Wednesday, May 17, 2006

On the Code (1)

The code? Of course I mean The Da Vinci Code. As if there could be any other code. I’m going to shamelessly join the bandwagon created by the movie and the book — yes, did you know there’s a book? Of course you knew, only the high-browed toffs wouldn’t have heard of it, and you, dear reader are no high-browed toff, are you? — and post what I wrote about the book in mid-2004 (before there was A-A-A). And no, I still haven't finished Eco's book.


Let me begin with a quick précis of the book. The protagonist is a Harvard professor of symbology (study of symbols) who finds himself the prime suspect of the murder of the curator of the Louvre museum. The curator was murdered because he is privy to the secret of the Holy Grail — that Jesus married Mary Magdalene and their descendents survive to the modern day. The protagonist is assisted by the curator’s grand daughter. Other interested parties include an eccentric British historian, a persistent French police officer, and an ultra Catholic sect. And the clue to the secret, of the Grail as well as whodunit, can be found in Leonardo Da Vinci’s work — hence the name.

The book abounds with these clues. For instance, the Star of David apparently symbolises the yin and the yang in perfect harmony. Or the Fibonacci sequence, the sequence of numbers 2, 3, 5, 8…. where each number is the sum of the 2 numbers preceding it, and the ratio of each number to its preceding one is the inverse of the ratio plus one, and this ratio approaches 1.61 as the sequence approaches infinity, and this limit, phi, is abundant in nature (it’s the ratio of your height from head to toe to your navel’s height), so abundant indeed that the ancients called it the divine number. Now these are nice trivia to know, I guess to impress girls in parties. Well, I think so anyway, but I digress. Back to the book.

Some of the things discussed in the book are true (the Fibonacci sequence for instance). Others I’m not so sure about: google suggests conflicting stories about the Priory of Sion or the Templar Knights. And I definitely don’t know enough about the early Christian history to have a view on what Jesus really did or did not do in the 1st century. Jesus being intimate with Mary Magdalene is not a particularly new idea: Scorcese did a movie on that theme. There are more interesting twists on Jesus: Bulgakov had Jesus as Pontius Pilate’s herbalist, Charles McCarry has him being a Roman agent provocateur, and then there is always Life of Brian.

But all this is beside the point as this is not a book on the origin of Christianity or a meditation on the meaning of it all. The Economist says it’s no Foucault’s Pendulum. And that it is not. Whereas that book I failed to finish despite half a dozen attempts over the past few years, this book was read within a weekend.
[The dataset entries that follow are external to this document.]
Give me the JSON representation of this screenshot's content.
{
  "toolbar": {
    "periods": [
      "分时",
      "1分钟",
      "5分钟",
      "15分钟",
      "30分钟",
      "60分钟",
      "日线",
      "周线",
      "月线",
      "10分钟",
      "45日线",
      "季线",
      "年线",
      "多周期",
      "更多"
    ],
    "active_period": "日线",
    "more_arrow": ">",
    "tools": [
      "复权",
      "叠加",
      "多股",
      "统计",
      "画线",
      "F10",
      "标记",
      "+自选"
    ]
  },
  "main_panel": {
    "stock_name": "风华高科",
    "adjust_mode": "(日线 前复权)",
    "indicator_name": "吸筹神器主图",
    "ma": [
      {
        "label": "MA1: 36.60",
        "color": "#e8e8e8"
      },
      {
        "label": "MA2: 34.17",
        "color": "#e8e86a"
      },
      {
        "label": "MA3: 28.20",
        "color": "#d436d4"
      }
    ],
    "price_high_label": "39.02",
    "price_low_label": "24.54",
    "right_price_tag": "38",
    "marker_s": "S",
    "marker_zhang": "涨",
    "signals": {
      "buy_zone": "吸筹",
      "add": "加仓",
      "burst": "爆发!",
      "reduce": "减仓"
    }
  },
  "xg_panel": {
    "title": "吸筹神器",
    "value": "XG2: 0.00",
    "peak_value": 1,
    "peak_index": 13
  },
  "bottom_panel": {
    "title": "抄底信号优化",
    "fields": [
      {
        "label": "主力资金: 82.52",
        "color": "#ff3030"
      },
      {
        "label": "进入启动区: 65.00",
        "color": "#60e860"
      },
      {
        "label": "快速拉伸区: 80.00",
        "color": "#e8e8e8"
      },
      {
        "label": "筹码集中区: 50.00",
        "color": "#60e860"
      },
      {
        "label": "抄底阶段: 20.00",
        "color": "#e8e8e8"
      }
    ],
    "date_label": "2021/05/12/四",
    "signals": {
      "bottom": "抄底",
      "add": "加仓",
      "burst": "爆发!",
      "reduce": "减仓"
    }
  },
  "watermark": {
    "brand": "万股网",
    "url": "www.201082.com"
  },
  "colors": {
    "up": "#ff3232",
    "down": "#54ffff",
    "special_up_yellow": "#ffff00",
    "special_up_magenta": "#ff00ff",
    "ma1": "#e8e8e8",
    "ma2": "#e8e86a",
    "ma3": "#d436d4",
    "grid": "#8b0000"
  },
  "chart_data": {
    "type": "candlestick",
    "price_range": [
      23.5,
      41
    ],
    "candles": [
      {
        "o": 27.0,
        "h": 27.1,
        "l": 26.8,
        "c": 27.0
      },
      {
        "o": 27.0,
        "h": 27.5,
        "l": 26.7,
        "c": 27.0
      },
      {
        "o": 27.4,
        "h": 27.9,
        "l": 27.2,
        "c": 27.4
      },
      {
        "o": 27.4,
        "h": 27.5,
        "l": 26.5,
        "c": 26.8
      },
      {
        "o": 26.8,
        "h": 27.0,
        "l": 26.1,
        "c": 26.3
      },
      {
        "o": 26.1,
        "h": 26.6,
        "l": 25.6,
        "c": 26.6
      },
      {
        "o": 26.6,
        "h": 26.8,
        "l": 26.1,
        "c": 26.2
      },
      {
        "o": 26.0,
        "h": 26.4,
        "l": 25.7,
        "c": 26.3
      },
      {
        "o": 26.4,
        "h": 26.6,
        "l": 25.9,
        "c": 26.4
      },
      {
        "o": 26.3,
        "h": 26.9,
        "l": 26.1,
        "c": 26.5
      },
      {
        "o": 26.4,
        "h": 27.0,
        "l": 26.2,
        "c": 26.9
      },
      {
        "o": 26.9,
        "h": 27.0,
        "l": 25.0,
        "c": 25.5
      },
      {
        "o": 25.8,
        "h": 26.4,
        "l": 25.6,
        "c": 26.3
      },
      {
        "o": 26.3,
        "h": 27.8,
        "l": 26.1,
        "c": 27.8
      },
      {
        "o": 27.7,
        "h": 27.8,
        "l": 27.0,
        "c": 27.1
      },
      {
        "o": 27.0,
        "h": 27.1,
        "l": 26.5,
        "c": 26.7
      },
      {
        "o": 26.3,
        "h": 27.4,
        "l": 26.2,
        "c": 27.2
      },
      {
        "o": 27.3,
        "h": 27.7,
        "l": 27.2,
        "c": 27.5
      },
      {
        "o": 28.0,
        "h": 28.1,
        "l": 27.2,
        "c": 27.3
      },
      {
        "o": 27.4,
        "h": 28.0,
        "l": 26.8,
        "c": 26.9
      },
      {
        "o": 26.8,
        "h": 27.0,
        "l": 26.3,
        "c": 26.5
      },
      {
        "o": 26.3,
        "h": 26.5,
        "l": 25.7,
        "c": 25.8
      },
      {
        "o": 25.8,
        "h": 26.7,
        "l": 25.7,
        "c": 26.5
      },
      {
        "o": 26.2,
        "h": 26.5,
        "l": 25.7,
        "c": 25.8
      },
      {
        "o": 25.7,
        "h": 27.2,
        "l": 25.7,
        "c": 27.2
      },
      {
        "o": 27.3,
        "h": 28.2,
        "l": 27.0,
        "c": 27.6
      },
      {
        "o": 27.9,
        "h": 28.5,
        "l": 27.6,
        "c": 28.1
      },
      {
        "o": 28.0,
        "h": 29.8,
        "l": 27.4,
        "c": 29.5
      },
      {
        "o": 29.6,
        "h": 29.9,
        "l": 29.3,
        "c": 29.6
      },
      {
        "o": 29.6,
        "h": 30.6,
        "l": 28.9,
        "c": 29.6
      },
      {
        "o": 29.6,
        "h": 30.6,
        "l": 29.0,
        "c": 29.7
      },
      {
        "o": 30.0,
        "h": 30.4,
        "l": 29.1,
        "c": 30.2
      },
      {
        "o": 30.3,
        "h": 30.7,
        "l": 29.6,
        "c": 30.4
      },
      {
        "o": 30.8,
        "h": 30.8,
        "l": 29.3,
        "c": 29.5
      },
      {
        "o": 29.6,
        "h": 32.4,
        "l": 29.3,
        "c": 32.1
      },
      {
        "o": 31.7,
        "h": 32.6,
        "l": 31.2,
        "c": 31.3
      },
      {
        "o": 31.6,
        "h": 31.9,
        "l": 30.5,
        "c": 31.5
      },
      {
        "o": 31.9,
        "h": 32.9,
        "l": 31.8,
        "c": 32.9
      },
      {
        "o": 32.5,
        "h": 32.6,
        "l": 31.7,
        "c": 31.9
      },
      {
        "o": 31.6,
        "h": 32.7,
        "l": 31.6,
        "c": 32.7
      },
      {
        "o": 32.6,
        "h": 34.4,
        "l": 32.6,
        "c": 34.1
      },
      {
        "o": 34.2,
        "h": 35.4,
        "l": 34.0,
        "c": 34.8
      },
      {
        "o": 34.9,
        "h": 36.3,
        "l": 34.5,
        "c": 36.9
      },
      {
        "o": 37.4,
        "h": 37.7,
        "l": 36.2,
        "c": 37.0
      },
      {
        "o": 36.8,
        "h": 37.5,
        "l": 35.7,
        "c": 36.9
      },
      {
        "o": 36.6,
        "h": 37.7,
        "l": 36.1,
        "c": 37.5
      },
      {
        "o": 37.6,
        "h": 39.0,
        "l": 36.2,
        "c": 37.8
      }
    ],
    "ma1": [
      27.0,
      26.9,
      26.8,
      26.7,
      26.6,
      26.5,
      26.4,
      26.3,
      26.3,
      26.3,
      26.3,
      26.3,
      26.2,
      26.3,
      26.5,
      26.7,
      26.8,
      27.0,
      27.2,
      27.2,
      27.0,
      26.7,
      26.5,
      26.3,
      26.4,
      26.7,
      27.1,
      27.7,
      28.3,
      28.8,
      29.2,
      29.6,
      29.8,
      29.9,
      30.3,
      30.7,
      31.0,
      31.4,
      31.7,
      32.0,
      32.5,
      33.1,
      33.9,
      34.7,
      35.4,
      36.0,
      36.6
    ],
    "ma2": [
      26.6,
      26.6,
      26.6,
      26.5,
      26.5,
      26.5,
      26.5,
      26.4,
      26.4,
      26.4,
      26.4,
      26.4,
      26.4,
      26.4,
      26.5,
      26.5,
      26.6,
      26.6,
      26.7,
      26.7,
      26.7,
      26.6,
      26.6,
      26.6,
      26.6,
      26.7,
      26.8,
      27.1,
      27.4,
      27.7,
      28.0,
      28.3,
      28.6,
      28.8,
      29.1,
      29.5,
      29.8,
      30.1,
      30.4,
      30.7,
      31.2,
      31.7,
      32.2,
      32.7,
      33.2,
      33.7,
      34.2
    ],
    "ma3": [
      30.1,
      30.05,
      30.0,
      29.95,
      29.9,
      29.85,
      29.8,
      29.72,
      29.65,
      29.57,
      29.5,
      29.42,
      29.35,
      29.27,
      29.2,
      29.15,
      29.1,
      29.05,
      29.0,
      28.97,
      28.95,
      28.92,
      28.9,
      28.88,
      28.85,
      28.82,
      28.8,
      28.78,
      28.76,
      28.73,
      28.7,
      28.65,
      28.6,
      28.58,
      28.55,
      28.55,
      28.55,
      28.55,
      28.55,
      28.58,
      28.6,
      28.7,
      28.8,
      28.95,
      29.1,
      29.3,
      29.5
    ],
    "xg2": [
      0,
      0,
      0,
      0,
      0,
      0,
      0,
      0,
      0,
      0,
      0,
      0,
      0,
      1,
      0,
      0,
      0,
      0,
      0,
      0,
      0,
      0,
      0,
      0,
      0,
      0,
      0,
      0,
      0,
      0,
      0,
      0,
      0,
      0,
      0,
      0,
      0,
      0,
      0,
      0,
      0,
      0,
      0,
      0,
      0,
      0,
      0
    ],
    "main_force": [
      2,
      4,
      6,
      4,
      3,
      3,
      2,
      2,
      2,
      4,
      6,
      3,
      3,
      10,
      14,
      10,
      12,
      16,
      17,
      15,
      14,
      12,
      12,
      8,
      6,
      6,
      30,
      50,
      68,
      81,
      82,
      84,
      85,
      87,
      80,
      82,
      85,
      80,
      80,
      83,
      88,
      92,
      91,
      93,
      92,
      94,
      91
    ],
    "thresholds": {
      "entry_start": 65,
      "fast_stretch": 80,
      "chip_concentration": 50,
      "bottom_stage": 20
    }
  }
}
And that is because it’s a ripping yarn. Sure, the characters are two dimensional, but that’s alright, because you want to see whodunit. In fact, the characters are made for movie — the protagonist is described as resembling Harrison Ford. It’s a good action-adventure book. Action-adventure book? Yes, as in a book that you’d want to watch in the big screen. It’s a page turner. Short, sharp sentences, and crisp, if somewhat wooden dialogues. But, once again, you don’t care, because, yes, you want to know whodunit.

It’s a formula book, but it’s a formula that works. How? I think that a murder mystery stands or falls on this: can you figure out whodunit half way through the yarn? If you can, then it’s crap. Can you in this one? Well, I thought I knew who the bad guy was fairly early on. But then I wasn’t so sure. Then, just about when I was convinced it’s not who I think it is, bang! Mr Brown keeps you guessing, and thus, the book works. In that respect, it’s right up there with the best of Crichton, Forsythe or Harris.